The anti-Taliban propaganda also included the outrageously false imputation that removing the Taliban would somehow adversely affect opium production. This lie was propagated from the mouth of President George W. Bush and from the BBC World Service, but it was the opposite of the truth, since the Taliban had successfully eradicated poppy-growing as un-Islamic in the 90% of Afghanistan that they controlled, while poppy-cultivation continued in the 10% of the country controlled by the USA’s newly adopted proxy, the Northern Alliance.
Allegedly the USA invaded Afghanistan in order to find the accused master conspirator Osama bin Ladin, but ten years later he has not been found and the US forces are still there, engaged in an attempt at “nation-building” that seems doomed to failure because most of the upright and honorable people of Afghanistan are on the other side.

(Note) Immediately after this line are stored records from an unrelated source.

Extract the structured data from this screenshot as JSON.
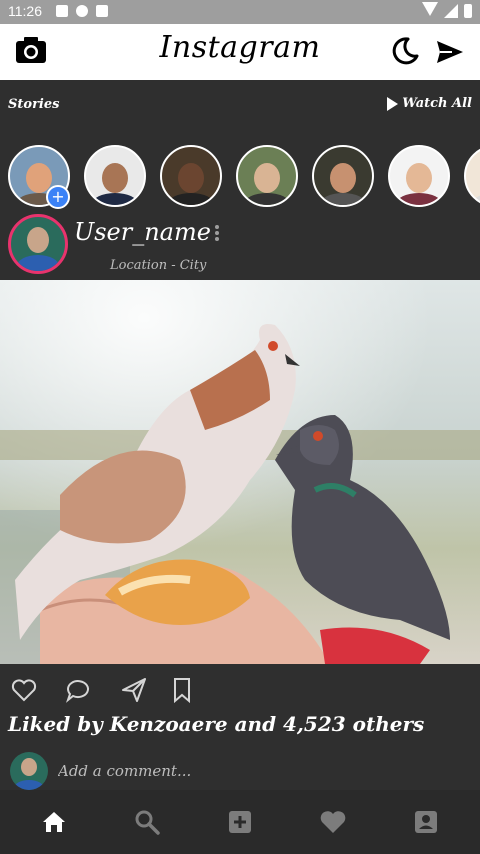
{
  "status": {
    "time": "11:26"
  },
  "header": {
    "brand": "Instagram"
  },
  "stories": {
    "label": "Stories",
    "watch_all": "Watch All"
  },
  "post": {
    "user_name": "User_name",
    "location": "Location - City",
    "likes_text": "Liked by Kenzoaere and 4,523 others"
  },
  "comment": {
    "placeholder": "Add a comment..."
  },
  "colors": {
    "accent_ring": "#e8336d",
    "add_story": "#3b82f6",
    "background": "#2f2f2f"
  },
  "bottom_nav": [
    "home-icon",
    "search-icon",
    "add-box-icon",
    "heart-icon",
    "account-box-icon"
  ]
}
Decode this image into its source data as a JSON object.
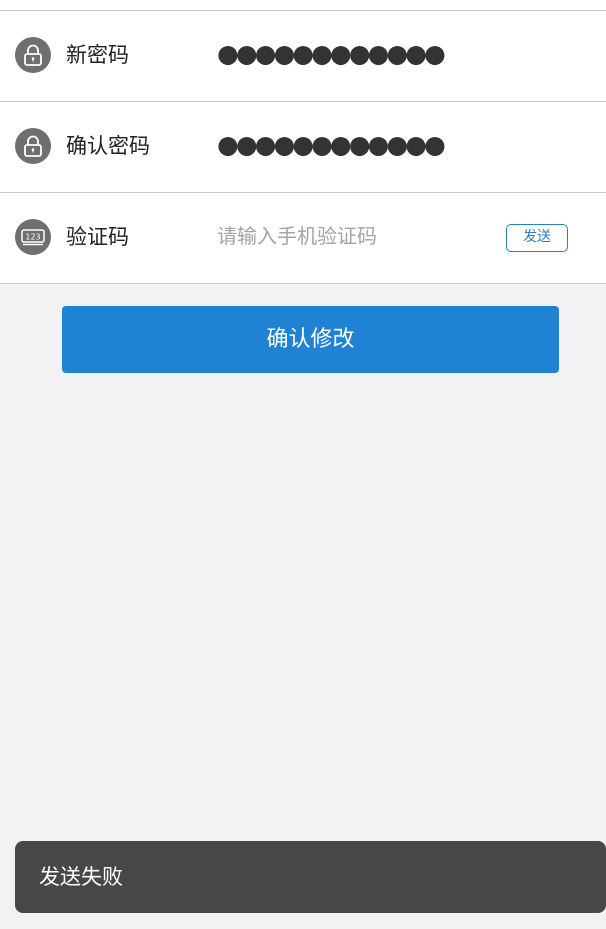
{
  "form": {
    "new_password": {
      "icon": "lock-icon",
      "label": "新密码",
      "value": "●●●●●●●●●●●●"
    },
    "confirm_password": {
      "icon": "lock-icon",
      "label": "确认密码",
      "value": "●●●●●●●●●●●●"
    },
    "verification_code": {
      "icon": "numeric-keypad-icon",
      "label": "验证码",
      "placeholder": "请输入手机验证码",
      "value": "",
      "send_label": "发送"
    }
  },
  "confirm_button": {
    "label": "确认修改"
  },
  "toast": {
    "message": "发送失败"
  },
  "colors": {
    "primary": "#1f82d2",
    "background": "#f2f2f4",
    "toast_bg": "#474747",
    "icon_bg": "#6f6f6f"
  }
}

Who knows what the real reason for invading Afghanistan was? I think the fact that they were setting an example of incorruptibility and insusceptibility to US-Jewish pressure had a lot to do with it.
The Taliban have paid a high price for not being corrupt, but corruption has an ultimate price that is higher still. ____________________ * On 2 May 2011 when, according to reports, Osama bin Laden finally was found, he was not in Afghanistan but in Abbottabad, Pakistan, near the Indian border. He was captured unarmed, but instead of being put on trial as a conspirator in the 1998 African embassy bombings (where his defense would most likely have been, as the Manchester Guardian’s reporter Jason Burke has explained, that there was no organization called al-Qaeda) he was extra-judicially killed, and his remains were dumped in the ocean.